I lived with the knowledge that I would never be a mother for many years. I turned that knowledge into hell-bent determination that I would shut that desire out of my life, mind, and psyche, declaring to anyone who would listen that there were enough children in my family and I didn’t need to add to the global population anyway. Yeah, right. I wanted to be a mom more than anything else on the planet and when I finally allowed myself to admit that to myself it was like bleeding out. I couldn’t stave off the desire, nor did I want to. Luckily, techniques and treatments had evolved from the bad-old days of my teenaged years. Pregnancy, and motherhood, were possibilities for someone with my diagnosis by the time I married at 30.

And so we began to try. Was it easy? Are you kidding? Nothing about infertility, or its treatments, is easy. But like so many millions of people the world over, I didn’t let anything stop me. Not the daily blood tests, that I loathed. Not the cost, that I had to creatively surmount. Not the disappointment that crushed me when IUI after IUI failed. Not the pain I felt when my first IVF cycle was cancelled because I hyper-stimulated. Not the unending emotional pain, or loss of friendships because the women in my life didn’t get it. Not the ticking of the clock, or the months, or the years of endurance required because it didn’t work again. And again. And again.
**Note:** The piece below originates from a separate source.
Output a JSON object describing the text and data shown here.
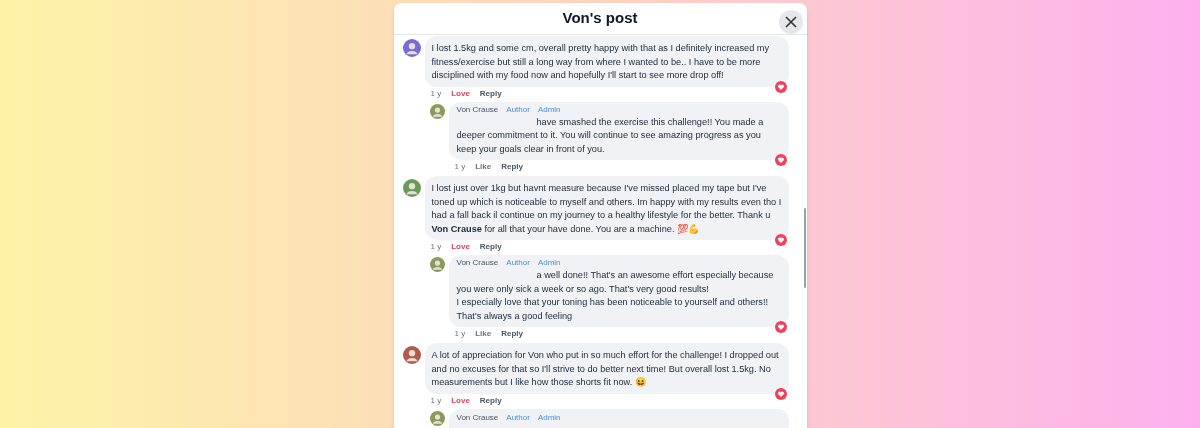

And today, I am a mom. I gave birth to two tiny, very-earIy babies who have grown up into two, very amazing adults. Every day, still, I live in gratitude for the brain trust behind my ability to become a mom. Easy? No. Worth it? Guess.